**WORK INSTRUCTIONS**: Whenever a line in the data contains "your", show that line.
+++ THE INPUT +++
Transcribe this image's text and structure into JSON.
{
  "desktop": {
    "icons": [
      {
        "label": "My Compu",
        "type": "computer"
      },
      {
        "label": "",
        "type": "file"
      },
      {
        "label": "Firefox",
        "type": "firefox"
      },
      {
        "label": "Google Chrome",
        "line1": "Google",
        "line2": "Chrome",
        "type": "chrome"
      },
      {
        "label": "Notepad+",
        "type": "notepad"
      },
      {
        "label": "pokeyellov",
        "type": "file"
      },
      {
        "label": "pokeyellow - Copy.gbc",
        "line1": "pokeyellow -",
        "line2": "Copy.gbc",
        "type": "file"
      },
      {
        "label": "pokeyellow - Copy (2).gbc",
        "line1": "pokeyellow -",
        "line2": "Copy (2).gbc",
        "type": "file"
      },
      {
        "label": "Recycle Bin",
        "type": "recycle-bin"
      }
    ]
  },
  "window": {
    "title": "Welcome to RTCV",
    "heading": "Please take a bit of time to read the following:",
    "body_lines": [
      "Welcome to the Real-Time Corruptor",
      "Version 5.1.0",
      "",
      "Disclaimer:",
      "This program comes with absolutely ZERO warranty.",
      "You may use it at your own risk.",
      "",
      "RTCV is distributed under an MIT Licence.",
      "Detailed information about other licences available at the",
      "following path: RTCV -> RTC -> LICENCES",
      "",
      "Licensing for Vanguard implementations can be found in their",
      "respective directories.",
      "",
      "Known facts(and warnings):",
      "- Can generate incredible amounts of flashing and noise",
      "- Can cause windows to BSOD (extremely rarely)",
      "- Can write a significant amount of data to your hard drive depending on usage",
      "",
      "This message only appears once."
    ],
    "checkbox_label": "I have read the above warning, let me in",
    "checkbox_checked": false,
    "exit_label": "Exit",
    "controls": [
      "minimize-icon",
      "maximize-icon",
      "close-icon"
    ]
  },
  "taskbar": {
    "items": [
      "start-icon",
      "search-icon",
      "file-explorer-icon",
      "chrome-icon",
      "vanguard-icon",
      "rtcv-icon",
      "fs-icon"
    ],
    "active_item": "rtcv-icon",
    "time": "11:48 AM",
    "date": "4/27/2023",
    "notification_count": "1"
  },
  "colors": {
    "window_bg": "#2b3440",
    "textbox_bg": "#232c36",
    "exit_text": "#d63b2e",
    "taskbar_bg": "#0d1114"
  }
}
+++
**SOLUTION TO THIS EXERCISE**:
      "You may use it at your own risk.",
      "- Can write a significant amount of data to your hard drive depending on usage",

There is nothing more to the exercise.